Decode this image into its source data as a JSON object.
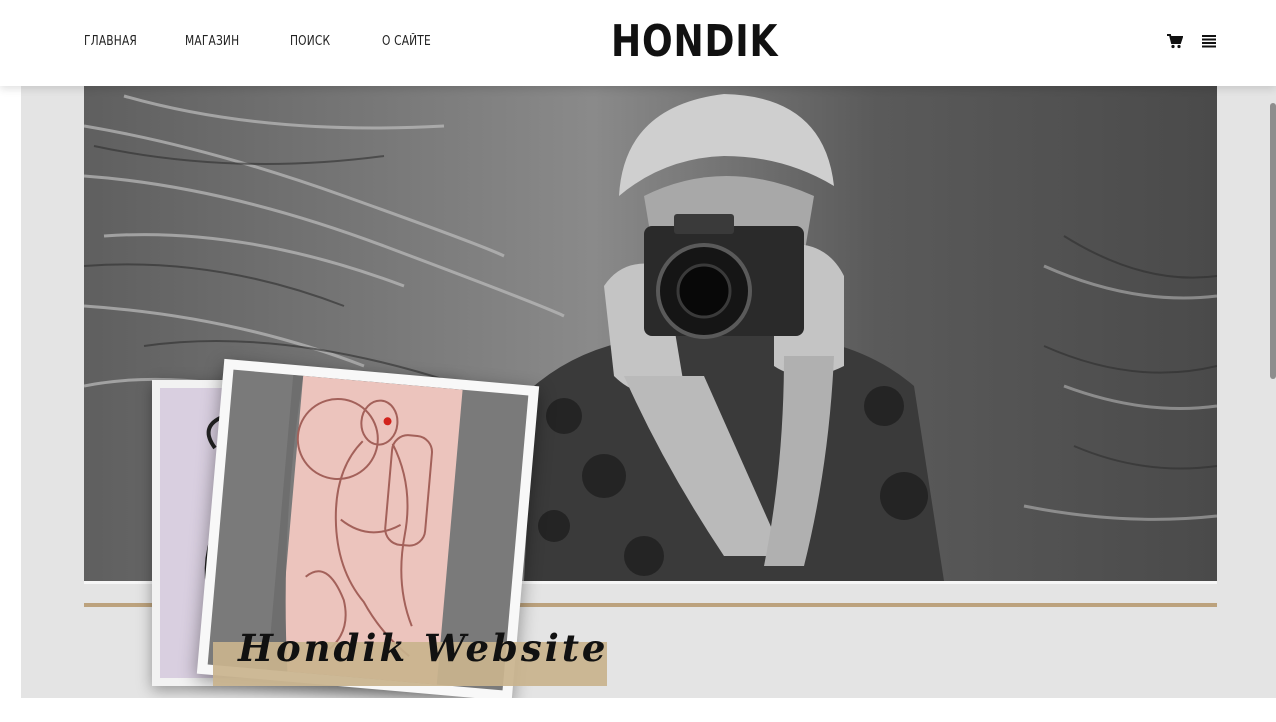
{
  "header": {
    "nav": [
      "ГЛАВНАЯ",
      "МАГАЗИН",
      "ПОИСК",
      "О САЙТЕ"
    ],
    "logo": "HONDIK",
    "icons": [
      "cart-icon",
      "menu-icon"
    ]
  },
  "hero": {
    "caption": "Hondik Website",
    "accent_color": "#bca27d",
    "caption_bg_color": "#c9b38d"
  }
}
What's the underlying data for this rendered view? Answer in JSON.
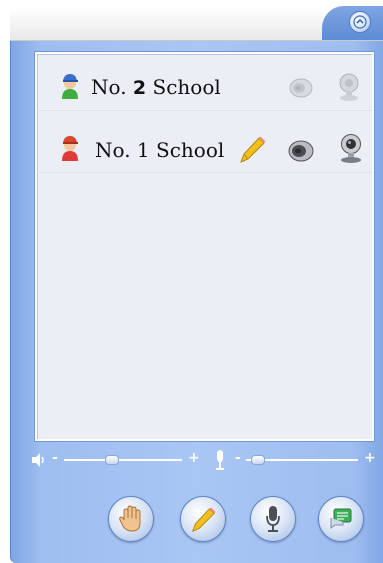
{
  "list": {
    "rows": [
      {
        "prefix": "No.",
        "number": "2",
        "suffix": "School",
        "avatar": "boy-blue-cap-avatar-icon",
        "active": false
      },
      {
        "prefix": "No.",
        "number": "1",
        "suffix": "School",
        "avatar": "boy-red-cap-avatar-icon",
        "active": true
      }
    ]
  },
  "controls": {
    "speaker_minus": "-",
    "speaker_plus": "+",
    "mic_minus": "-",
    "mic_plus": "+",
    "speaker_level": 0.4,
    "mic_level": 0.1
  },
  "icons": {
    "collapse": "chevron-up-circle-icon",
    "pencil": "pencil-icon",
    "speaker": "speaker-icon",
    "webcam": "webcam-icon",
    "raise_hand": "raise-hand-icon",
    "microphone": "microphone-icon",
    "chat": "chat-icon"
  },
  "colors": {
    "panel_blue": "#9ebdf0",
    "list_bg": "#eceef5",
    "pencil_yellow": "#f2c01e"
  }
}
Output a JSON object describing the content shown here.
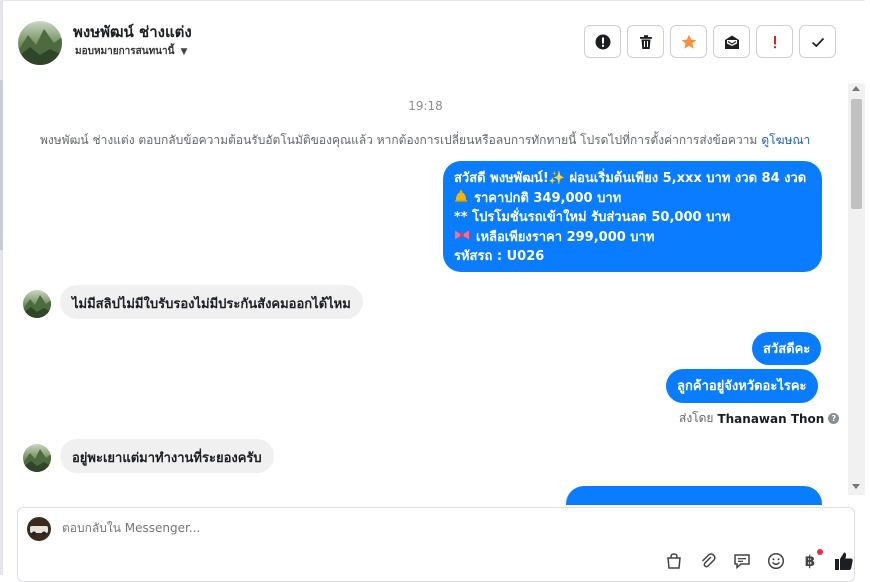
{
  "header": {
    "contact_name": "พงษพัฒน์ ช่างแต่ง",
    "assign_label": "มอบหมายการสนทนานี้"
  },
  "chat": {
    "timestamp": "19:18",
    "system_note": "พงษพัฒน์ ช่างแต่ง ตอบกลับข้อความต้อนรับอัตโนมัติของคุณแล้ว หากต้องการเปลี่ยนหรือลบการทักทายนี้ โปรดไปที่การตั้งค่าการส่งข้อความ",
    "system_link": "ดูโฆษณา",
    "promo": {
      "line1": "สวัสดี พงษพัฒน์!✨  ผ่อนเริ่มต้นเพียง 5,xxx บาท งวด 84 งวด",
      "line2": "ราคาปกติ 349,000 บาท",
      "line3": "** โปรโมชั่นรถเข้าใหม่ รับส่วนลด 50,000 บาท",
      "line4": "เหลือเพียงราคา 299,000 บาท",
      "line5": "รหัสรถ : U026"
    },
    "in_msg_1": "ไม่มีสลิปไม่มีใบรับรองไม่มีประกันสังคมออกได้ไหม",
    "out_msg_1": "สวัสดีคะ",
    "out_msg_2": "ลูกค้าอยู่จังหวัดอะไรคะ",
    "sent_by_prefix": "ส่งโดย",
    "sent_by_name": "Thanawan Thon",
    "in_msg_2": "อยู่พะเยาแต่มาทำงานที่ระยองครับ"
  },
  "composer": {
    "placeholder": "ตอบกลับใน Messenger..."
  },
  "icons": {
    "header_actions": [
      "alert-circle-icon",
      "trash-icon",
      "star-icon",
      "mail-unread-icon",
      "exclamation-icon",
      "check-icon"
    ],
    "composer_tools": [
      "bag-icon",
      "paperclip-icon",
      "saved-reply-icon",
      "emoji-icon",
      "baht-icon",
      "thumbs-up-icon"
    ]
  },
  "colors": {
    "accent_blue": "#0a7cff",
    "star_orange": "#f7923b",
    "exclaim_red": "#e02020",
    "notify_red": "#f02849"
  }
}
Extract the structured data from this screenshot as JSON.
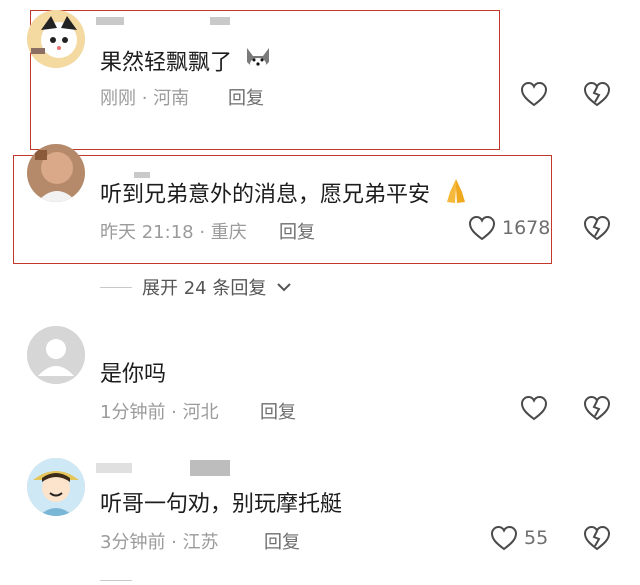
{
  "comments": [
    {
      "text": "果然轻飘飘了",
      "emoji": "dog-face-emoji",
      "meta": "刚刚 · 河南",
      "reply": "回复",
      "likes": ""
    },
    {
      "text": "听到兄弟意外的消息，愿兄弟平安",
      "emoji": "folded-hands-emoji",
      "meta": "昨天 21:18 · 重庆",
      "reply": "回复",
      "likes": "1678"
    },
    {
      "text": "是你吗",
      "meta": "1分钟前 · 河北",
      "reply": "回复",
      "likes": ""
    },
    {
      "text": "听哥一句劝，别玩摩托艇",
      "meta": "3分钟前 · 江苏",
      "reply": "回复",
      "likes": "55"
    }
  ],
  "expand_replies": "展开 24 条回复",
  "colors": {
    "highlight": "#c0392b",
    "meta": "#9b9b9b"
  }
}
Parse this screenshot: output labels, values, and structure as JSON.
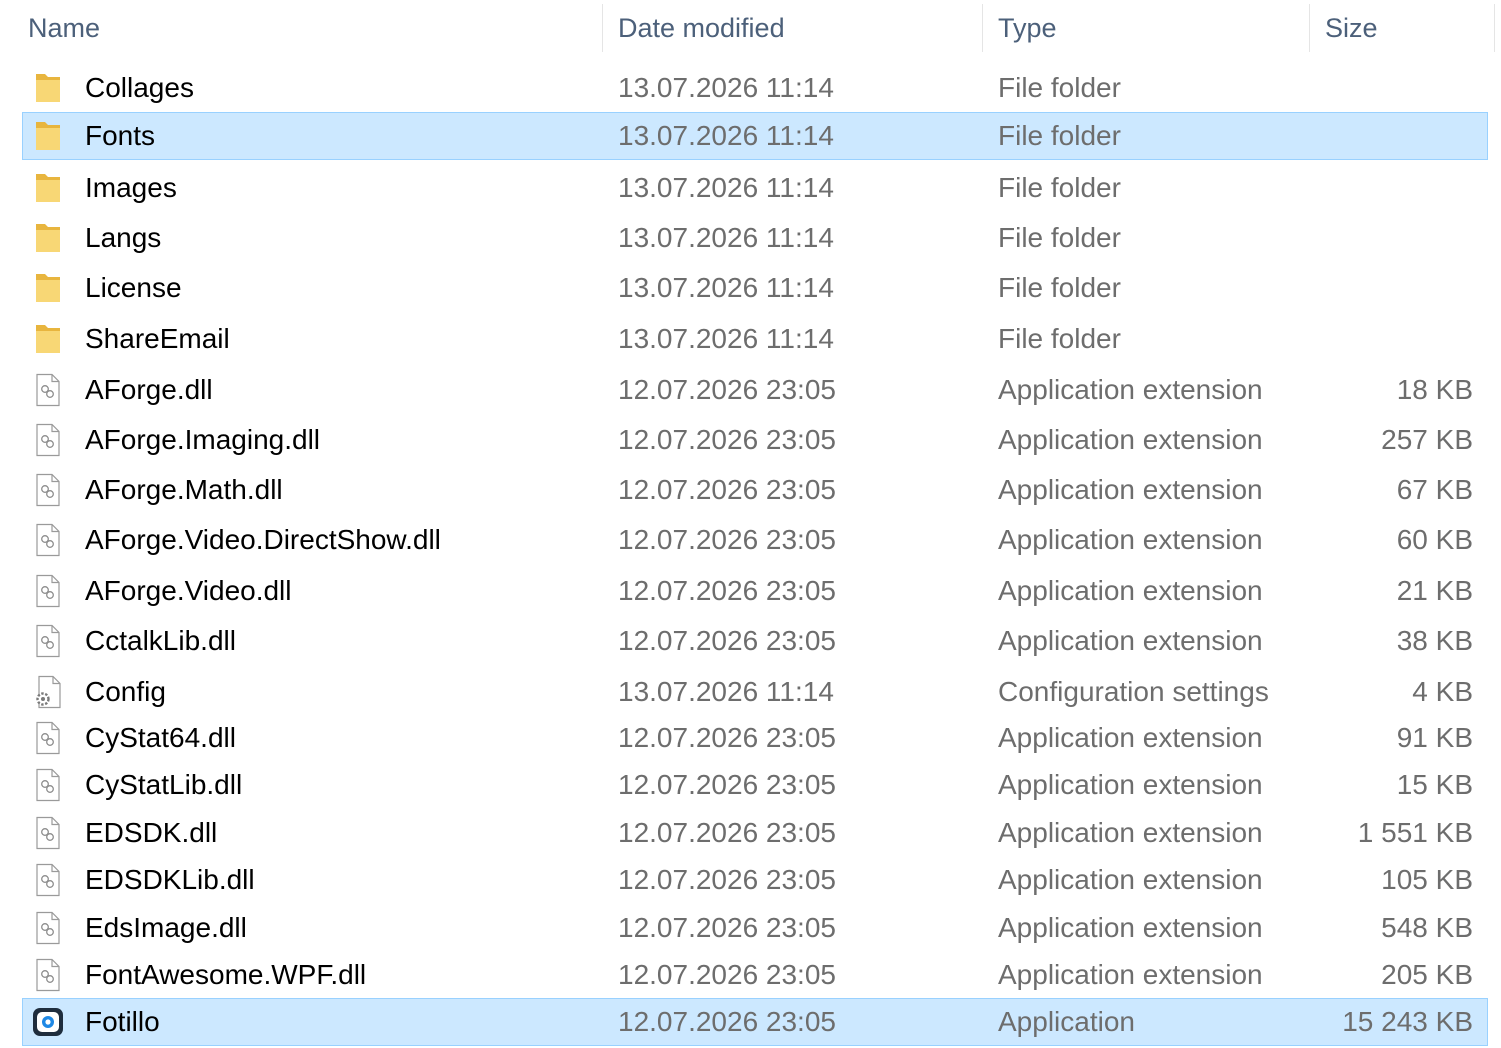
{
  "columns": {
    "name": "Name",
    "date_modified": "Date modified",
    "type": "Type",
    "size": "Size"
  },
  "colors": {
    "selection_bg": "#cce8ff",
    "selection_border": "#99d1ff",
    "folder": "#f8d775",
    "secondary_text": "#6d6d6d"
  },
  "rows": [
    {
      "name": "Collages",
      "date": "13.07.2026 11:14",
      "type": "File folder",
      "size": "",
      "icon": "folder-icon",
      "selected": false
    },
    {
      "name": "Fonts",
      "date": "13.07.2026 11:14",
      "type": "File folder",
      "size": "",
      "icon": "folder-icon",
      "selected": true
    },
    {
      "name": "Images",
      "date": "13.07.2026 11:14",
      "type": "File folder",
      "size": "",
      "icon": "folder-icon",
      "selected": false
    },
    {
      "name": "Langs",
      "date": "13.07.2026 11:14",
      "type": "File folder",
      "size": "",
      "icon": "folder-icon",
      "selected": false
    },
    {
      "name": "License",
      "date": "13.07.2026 11:14",
      "type": "File folder",
      "size": "",
      "icon": "folder-icon",
      "selected": false
    },
    {
      "name": "ShareEmail",
      "date": "13.07.2026 11:14",
      "type": "File folder",
      "size": "",
      "icon": "folder-icon",
      "selected": false
    },
    {
      "name": "AForge.dll",
      "date": "12.07.2026 23:05",
      "type": "Application extension",
      "size": "18 KB",
      "icon": "dll-file-icon",
      "selected": false
    },
    {
      "name": "AForge.Imaging.dll",
      "date": "12.07.2026 23:05",
      "type": "Application extension",
      "size": "257 KB",
      "icon": "dll-file-icon",
      "selected": false
    },
    {
      "name": "AForge.Math.dll",
      "date": "12.07.2026 23:05",
      "type": "Application extension",
      "size": "67 KB",
      "icon": "dll-file-icon",
      "selected": false
    },
    {
      "name": "AForge.Video.DirectShow.dll",
      "date": "12.07.2026 23:05",
      "type": "Application extension",
      "size": "60 KB",
      "icon": "dll-file-icon",
      "selected": false
    },
    {
      "name": "AForge.Video.dll",
      "date": "12.07.2026 23:05",
      "type": "Application extension",
      "size": "21 KB",
      "icon": "dll-file-icon",
      "selected": false
    },
    {
      "name": "CctalkLib.dll",
      "date": "12.07.2026 23:05",
      "type": "Application extension",
      "size": "38 KB",
      "icon": "dll-file-icon",
      "selected": false
    },
    {
      "name": "Config",
      "date": "13.07.2026 11:14",
      "type": "Configuration settings",
      "size": "4 KB",
      "icon": "config-file-icon",
      "selected": false
    },
    {
      "name": "CyStat64.dll",
      "date": "12.07.2026 23:05",
      "type": "Application extension",
      "size": "91 KB",
      "icon": "dll-file-icon",
      "selected": false
    },
    {
      "name": "CyStatLib.dll",
      "date": "12.07.2026 23:05",
      "type": "Application extension",
      "size": "15 KB",
      "icon": "dll-file-icon",
      "selected": false
    },
    {
      "name": "EDSDK.dll",
      "date": "12.07.2026 23:05",
      "type": "Application extension",
      "size": "1 551 KB",
      "icon": "dll-file-icon",
      "selected": false
    },
    {
      "name": "EDSDKLib.dll",
      "date": "12.07.2026 23:05",
      "type": "Application extension",
      "size": "105 KB",
      "icon": "dll-file-icon",
      "selected": false
    },
    {
      "name": "EdsImage.dll",
      "date": "12.07.2026 23:05",
      "type": "Application extension",
      "size": "548 KB",
      "icon": "dll-file-icon",
      "selected": false
    },
    {
      "name": "FontAwesome.WPF.dll",
      "date": "12.07.2026 23:05",
      "type": "Application extension",
      "size": "205 KB",
      "icon": "dll-file-icon",
      "selected": false
    },
    {
      "name": "Fotillo",
      "date": "12.07.2026 23:05",
      "type": "Application",
      "size": "15 243 KB",
      "icon": "fotillo-app-icon",
      "selected": true
    }
  ]
}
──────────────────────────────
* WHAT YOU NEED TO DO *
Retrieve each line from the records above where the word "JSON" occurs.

* SOLVED PROBLEM *
Decode this image into its source data as a JSON object.
What's the underlying data for this rendered view? Answer in JSON.
Output a JSON object describing the content shown here.
Extract the structured data from this screenshot as JSON.
Parse this screenshot: output labels, values, and structure as JSON.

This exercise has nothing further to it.